**Work request**
Within the listing below, locate all lines containing the word "title". Copy each one.

**Entries supplied**
_____

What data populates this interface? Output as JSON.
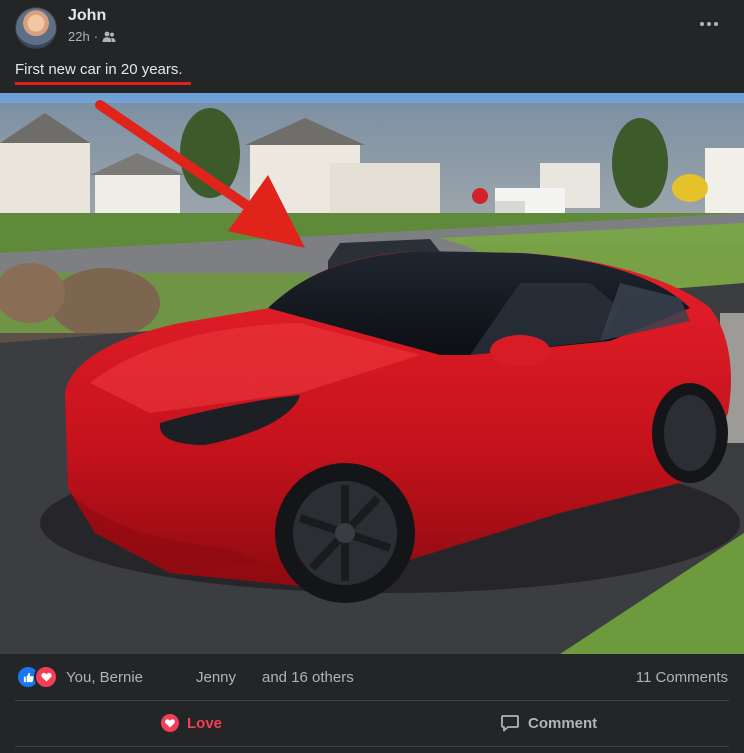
{
  "post": {
    "author": "John",
    "time": "22h",
    "separator": "·",
    "audience_icon": "friends-icon",
    "caption": "First new car in 20 years."
  },
  "reactions": {
    "icons": [
      "like-icon",
      "love-icon"
    ],
    "names_1": "You, Bernie",
    "names_2": "Jenny",
    "names_3": "and 16 others",
    "comments": "11 Comments"
  },
  "actions": {
    "love_label": "Love",
    "comment_label": "Comment"
  },
  "colors": {
    "background": "#242526",
    "annotation_red": "#e0241b",
    "love": "#f33e58",
    "like": "#1877f2"
  }
}
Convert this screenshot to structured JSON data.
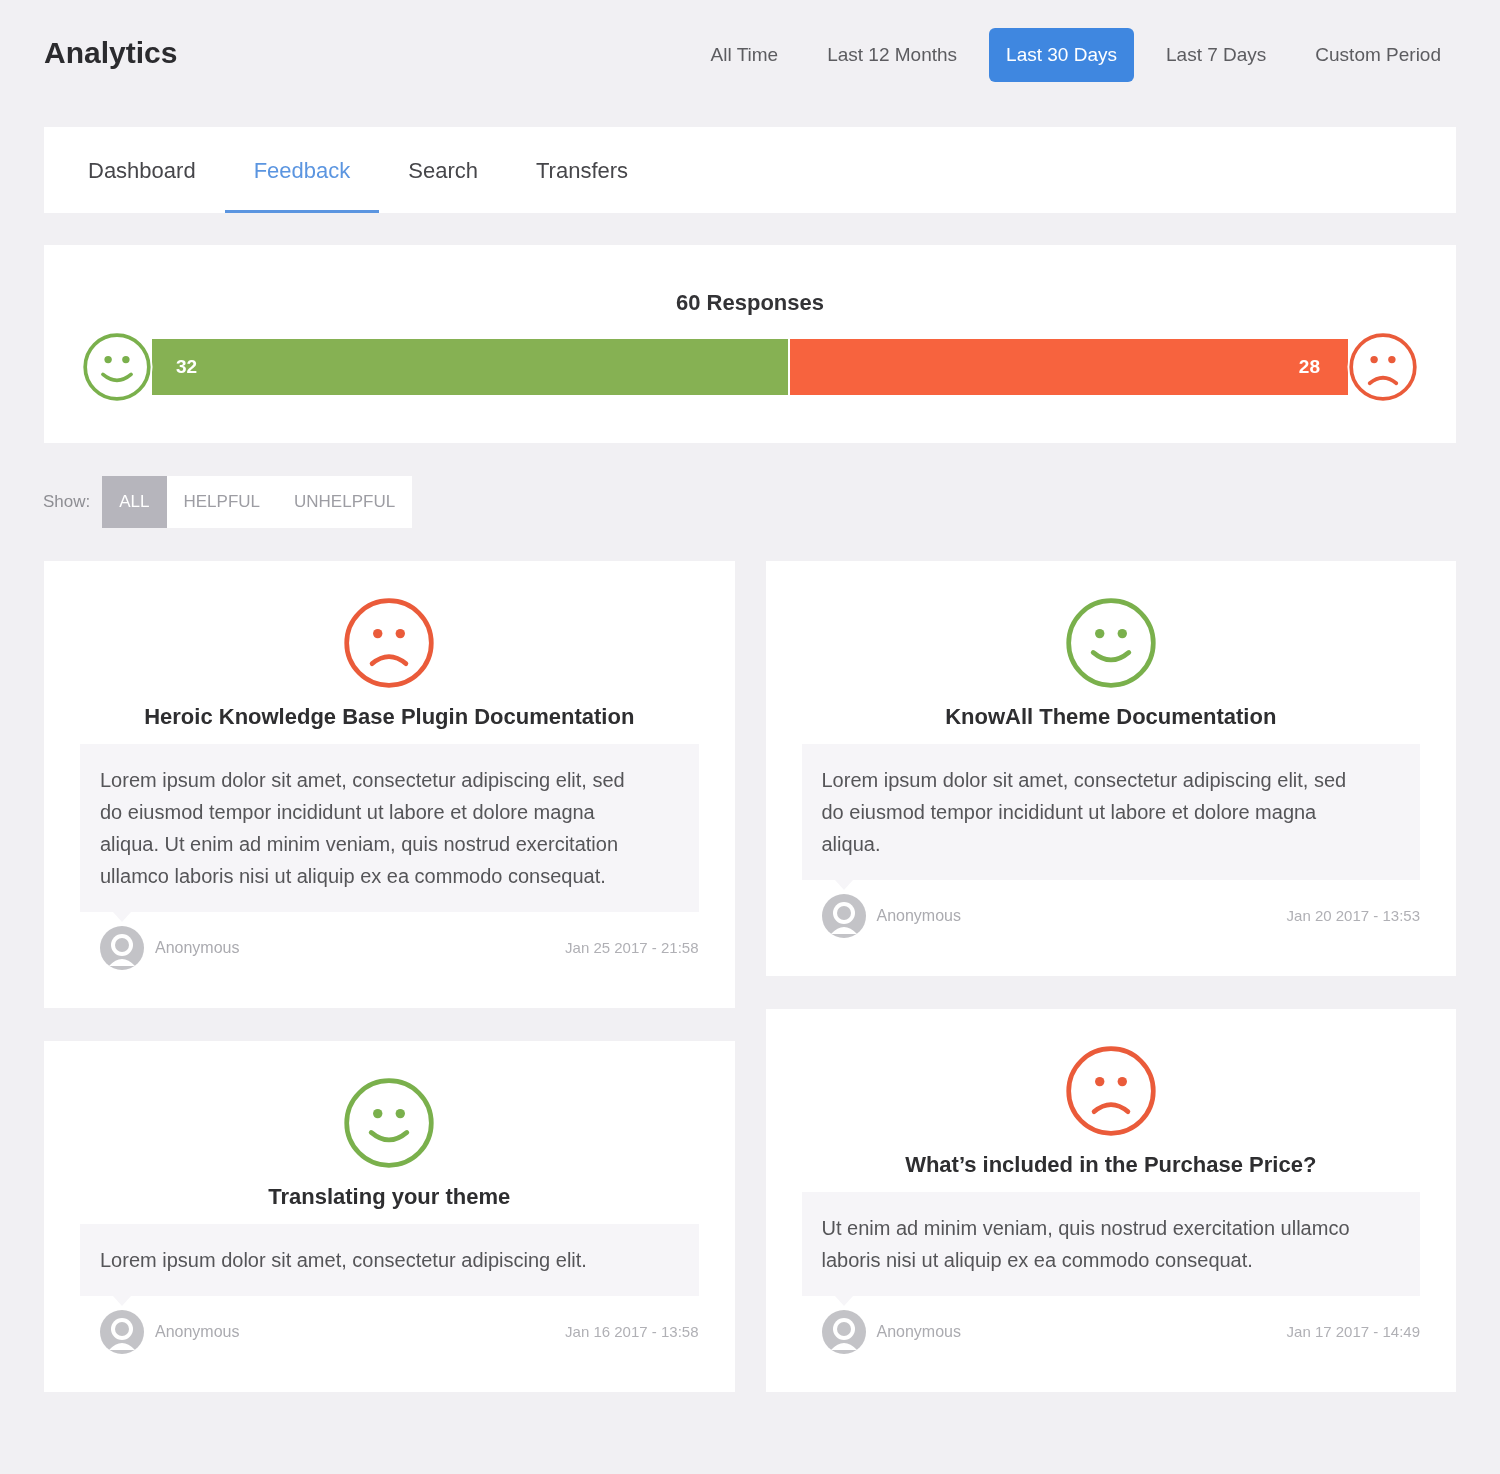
{
  "header": {
    "title": "Analytics",
    "periods": [
      {
        "label": "All Time",
        "selected": false
      },
      {
        "label": "Last 12 Months",
        "selected": false
      },
      {
        "label": "Last 30 Days",
        "selected": true
      },
      {
        "label": "Last 7 Days",
        "selected": false
      },
      {
        "label": "Custom Period",
        "selected": false
      }
    ]
  },
  "tabs": [
    {
      "label": "Dashboard",
      "selected": false
    },
    {
      "label": "Feedback",
      "selected": true
    },
    {
      "label": "Search",
      "selected": false
    },
    {
      "label": "Transfers",
      "selected": false
    }
  ],
  "summary": {
    "title": "60 Responses",
    "segments": [
      {
        "kind": "helpful",
        "count": "32",
        "level": 0.533
      },
      {
        "kind": "unhelpful",
        "count": "28",
        "level": 0.467
      }
    ]
  },
  "filter": {
    "label": "Show:",
    "options": [
      {
        "label": "ALL",
        "selected": true
      },
      {
        "label": "HELPFUL",
        "selected": false
      },
      {
        "label": "UNHELPFUL",
        "selected": false
      }
    ]
  },
  "columns": [
    {
      "cards": [
        {
          "kind": "unhelpful",
          "title": "Heroic Knowledge Base Plugin Documentation",
          "comment": "Lorem ipsum dolor sit amet, consectetur adipiscing elit, sed do eiusmod tempor incididunt ut labore et dolore magna aliqua. Ut enim ad minim veniam, quis nostrud exercitation ullamco laboris nisi ut aliquip ex ea commodo consequat.",
          "author": "Anonymous",
          "date": "Jan 25 2017 - 21:58"
        },
        {
          "kind": "helpful",
          "title": "Translating your theme",
          "comment": "Lorem ipsum dolor sit amet, consectetur adipiscing elit.",
          "author": "Anonymous",
          "date": "Jan 16 2017 - 13:58"
        }
      ]
    },
    {
      "cards": [
        {
          "kind": "helpful",
          "title": "KnowAll Theme Documentation",
          "comment": "Lorem ipsum dolor sit amet, consectetur adipiscing elit, sed do eiusmod tempor incididunt ut labore et dolore magna aliqua.",
          "author": "Anonymous",
          "date": "Jan 20 2017 - 13:53"
        },
        {
          "kind": "unhelpful",
          "title": "What’s included in the Purchase Price?",
          "comment": "Ut enim ad minim veniam, quis nostrud exercitation ullamco laboris nisi ut aliquip ex ea commodo consequat.",
          "author": "Anonymous",
          "date": "Jan 17 2017 - 14:49"
        }
      ]
    }
  ]
}
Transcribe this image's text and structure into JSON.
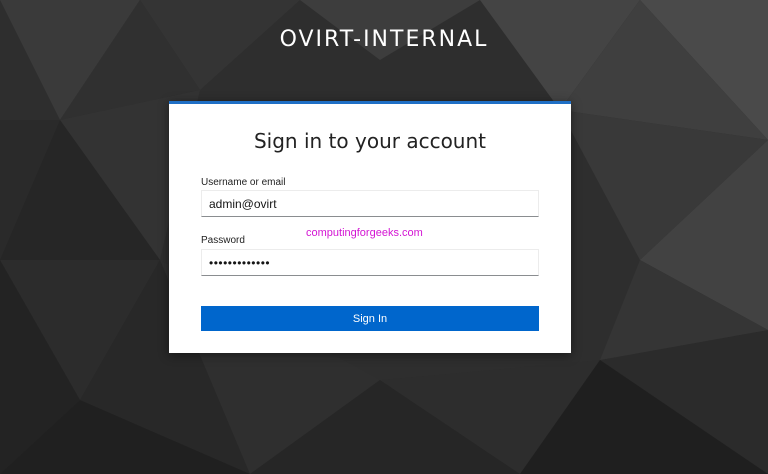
{
  "realm": {
    "title": "OVIRT-INTERNAL"
  },
  "login": {
    "heading": "Sign in to your account",
    "username_label": "Username or email",
    "username_value": "admin@ovirt",
    "password_label": "Password",
    "password_value": "•••••••••••••",
    "watermark": "computingforgeeks.com",
    "submit_label": "Sign In"
  },
  "colors": {
    "accent": "#0066cc",
    "card_border": "#1f6fc5",
    "watermark": "#d314d3",
    "background": "#2b2b2b"
  }
}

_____

**Answer for this exercise**
    "title": "Analytics",
    "title": "60 Responses",
          "title": "Heroic Knowledge Base Plugin Documentation",
          "title": "Translating your theme",
          "title": "KnowAll Theme Documentation",
          "title": "What’s included in the Purchase Price?",
    "title": "OVIRT-INTERNAL"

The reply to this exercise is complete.